## [THE PROBLEM]
In the material below, find each line with the word "this" and list it.

══ DATA EXCERPTS

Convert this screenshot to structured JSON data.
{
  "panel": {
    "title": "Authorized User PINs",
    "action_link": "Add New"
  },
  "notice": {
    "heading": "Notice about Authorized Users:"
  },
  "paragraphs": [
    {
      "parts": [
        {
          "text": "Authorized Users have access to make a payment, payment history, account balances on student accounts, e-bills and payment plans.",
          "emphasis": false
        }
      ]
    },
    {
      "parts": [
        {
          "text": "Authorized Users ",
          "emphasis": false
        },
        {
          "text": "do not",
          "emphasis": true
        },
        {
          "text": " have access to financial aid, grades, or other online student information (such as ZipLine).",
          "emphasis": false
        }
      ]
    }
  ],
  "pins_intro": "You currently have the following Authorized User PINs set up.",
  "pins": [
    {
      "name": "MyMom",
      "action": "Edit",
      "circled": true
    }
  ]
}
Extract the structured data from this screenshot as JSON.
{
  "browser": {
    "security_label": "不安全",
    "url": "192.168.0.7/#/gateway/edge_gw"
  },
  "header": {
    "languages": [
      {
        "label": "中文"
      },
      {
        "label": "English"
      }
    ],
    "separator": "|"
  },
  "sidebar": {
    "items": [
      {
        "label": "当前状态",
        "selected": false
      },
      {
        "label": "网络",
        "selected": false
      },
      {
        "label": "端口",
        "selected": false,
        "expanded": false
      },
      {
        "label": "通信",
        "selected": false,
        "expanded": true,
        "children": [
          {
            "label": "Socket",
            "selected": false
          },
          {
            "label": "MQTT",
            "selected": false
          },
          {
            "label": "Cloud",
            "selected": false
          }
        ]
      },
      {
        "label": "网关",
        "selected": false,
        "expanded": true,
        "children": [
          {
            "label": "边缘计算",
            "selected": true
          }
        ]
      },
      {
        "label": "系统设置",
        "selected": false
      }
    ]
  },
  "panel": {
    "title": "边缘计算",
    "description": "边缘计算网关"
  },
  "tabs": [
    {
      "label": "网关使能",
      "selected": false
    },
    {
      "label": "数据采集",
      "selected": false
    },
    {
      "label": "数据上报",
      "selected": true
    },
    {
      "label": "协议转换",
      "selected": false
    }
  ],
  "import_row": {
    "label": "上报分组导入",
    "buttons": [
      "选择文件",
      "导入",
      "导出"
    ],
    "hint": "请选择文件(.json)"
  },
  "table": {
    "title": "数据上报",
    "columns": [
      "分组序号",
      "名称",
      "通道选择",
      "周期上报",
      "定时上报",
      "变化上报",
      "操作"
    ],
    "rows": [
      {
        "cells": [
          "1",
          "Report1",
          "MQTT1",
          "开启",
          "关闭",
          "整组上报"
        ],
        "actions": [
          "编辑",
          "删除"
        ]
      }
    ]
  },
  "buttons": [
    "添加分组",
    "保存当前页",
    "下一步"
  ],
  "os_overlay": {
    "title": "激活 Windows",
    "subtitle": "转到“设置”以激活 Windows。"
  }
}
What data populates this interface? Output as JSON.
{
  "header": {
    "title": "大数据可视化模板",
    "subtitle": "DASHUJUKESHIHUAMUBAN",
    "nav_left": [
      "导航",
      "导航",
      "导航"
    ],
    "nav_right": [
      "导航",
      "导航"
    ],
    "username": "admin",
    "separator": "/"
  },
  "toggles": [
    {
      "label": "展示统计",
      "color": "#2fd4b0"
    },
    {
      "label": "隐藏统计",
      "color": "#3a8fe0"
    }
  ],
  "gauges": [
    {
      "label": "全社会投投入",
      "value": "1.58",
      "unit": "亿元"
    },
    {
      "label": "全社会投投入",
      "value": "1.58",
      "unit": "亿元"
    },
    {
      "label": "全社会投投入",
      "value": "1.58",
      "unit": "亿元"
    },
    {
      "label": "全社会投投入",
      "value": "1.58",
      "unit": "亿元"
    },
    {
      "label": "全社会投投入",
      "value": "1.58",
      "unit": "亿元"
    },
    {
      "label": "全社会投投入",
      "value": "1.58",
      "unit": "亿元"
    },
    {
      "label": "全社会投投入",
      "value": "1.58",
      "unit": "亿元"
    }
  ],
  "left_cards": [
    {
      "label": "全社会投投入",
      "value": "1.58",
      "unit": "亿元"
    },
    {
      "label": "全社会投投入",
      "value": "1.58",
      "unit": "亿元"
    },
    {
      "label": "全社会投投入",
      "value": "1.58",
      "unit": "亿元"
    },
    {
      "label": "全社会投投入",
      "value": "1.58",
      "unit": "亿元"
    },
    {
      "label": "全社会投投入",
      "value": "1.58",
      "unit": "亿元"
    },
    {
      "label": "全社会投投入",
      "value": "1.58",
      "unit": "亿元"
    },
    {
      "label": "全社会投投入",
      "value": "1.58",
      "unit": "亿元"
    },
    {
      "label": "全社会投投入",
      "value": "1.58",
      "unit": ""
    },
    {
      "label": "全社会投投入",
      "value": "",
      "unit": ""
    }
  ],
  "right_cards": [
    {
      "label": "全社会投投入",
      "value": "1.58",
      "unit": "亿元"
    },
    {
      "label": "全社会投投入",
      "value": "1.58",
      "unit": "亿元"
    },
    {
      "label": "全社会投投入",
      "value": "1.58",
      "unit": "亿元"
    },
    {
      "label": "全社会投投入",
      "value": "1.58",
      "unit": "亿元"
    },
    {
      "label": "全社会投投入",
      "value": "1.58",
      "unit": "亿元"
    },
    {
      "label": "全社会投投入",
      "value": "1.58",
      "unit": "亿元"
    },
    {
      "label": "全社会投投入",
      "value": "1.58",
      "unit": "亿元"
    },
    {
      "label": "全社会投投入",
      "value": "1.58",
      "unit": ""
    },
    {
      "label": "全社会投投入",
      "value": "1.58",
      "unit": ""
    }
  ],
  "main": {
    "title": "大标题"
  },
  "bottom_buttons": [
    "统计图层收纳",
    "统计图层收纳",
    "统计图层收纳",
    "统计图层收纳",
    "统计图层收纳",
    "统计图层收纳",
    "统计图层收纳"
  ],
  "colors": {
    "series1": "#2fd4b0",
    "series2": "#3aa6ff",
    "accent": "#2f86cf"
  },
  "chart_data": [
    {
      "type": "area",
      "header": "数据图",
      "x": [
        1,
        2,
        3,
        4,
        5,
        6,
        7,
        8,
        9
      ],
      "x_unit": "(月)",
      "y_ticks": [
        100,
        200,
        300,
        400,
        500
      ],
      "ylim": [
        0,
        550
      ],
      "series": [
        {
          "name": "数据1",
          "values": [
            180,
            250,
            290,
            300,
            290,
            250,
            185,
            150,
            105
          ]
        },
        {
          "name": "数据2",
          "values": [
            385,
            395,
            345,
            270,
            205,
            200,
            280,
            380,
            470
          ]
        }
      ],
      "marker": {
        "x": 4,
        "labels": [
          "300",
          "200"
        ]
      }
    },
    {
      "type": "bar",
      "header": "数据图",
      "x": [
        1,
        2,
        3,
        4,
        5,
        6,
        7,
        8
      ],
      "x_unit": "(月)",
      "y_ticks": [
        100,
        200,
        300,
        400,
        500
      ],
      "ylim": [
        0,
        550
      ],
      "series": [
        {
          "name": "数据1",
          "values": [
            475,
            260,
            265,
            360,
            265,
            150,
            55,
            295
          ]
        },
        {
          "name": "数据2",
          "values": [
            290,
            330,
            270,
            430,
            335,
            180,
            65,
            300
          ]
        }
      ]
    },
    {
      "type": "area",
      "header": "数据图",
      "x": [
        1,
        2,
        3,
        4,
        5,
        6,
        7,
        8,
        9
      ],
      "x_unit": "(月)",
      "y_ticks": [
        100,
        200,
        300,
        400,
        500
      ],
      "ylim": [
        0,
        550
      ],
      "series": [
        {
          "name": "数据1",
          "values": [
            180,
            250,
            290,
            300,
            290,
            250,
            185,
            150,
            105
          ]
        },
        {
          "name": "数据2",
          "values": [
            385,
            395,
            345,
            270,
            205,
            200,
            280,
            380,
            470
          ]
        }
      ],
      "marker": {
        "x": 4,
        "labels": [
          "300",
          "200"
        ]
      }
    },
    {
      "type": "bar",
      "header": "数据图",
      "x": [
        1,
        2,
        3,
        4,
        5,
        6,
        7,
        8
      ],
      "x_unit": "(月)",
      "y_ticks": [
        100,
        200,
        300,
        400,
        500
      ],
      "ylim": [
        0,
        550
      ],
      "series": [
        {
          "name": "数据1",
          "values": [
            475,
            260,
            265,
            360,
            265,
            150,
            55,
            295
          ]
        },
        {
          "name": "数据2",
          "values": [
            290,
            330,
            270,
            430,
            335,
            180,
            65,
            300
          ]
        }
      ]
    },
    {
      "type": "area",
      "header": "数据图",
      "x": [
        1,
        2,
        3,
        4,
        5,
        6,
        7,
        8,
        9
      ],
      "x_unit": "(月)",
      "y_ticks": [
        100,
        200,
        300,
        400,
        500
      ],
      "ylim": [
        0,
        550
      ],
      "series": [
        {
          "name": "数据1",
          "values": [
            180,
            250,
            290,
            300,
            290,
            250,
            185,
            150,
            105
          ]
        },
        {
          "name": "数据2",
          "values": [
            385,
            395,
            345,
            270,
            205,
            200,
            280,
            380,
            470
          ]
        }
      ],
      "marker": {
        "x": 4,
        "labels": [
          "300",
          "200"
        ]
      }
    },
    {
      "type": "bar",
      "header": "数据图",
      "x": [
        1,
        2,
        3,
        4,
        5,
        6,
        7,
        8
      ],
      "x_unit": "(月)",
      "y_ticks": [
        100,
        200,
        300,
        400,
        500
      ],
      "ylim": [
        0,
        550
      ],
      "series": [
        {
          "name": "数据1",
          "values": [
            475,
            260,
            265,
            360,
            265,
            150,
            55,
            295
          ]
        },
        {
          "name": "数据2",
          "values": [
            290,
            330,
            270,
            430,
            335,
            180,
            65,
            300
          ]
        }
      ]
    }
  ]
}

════

## [RESULT OF THE EXERCISE]
Convert this screenshot to structured JSON data.
Extract the structured data from this screenshot as JSON.
What data populates this interface? Output as JSON.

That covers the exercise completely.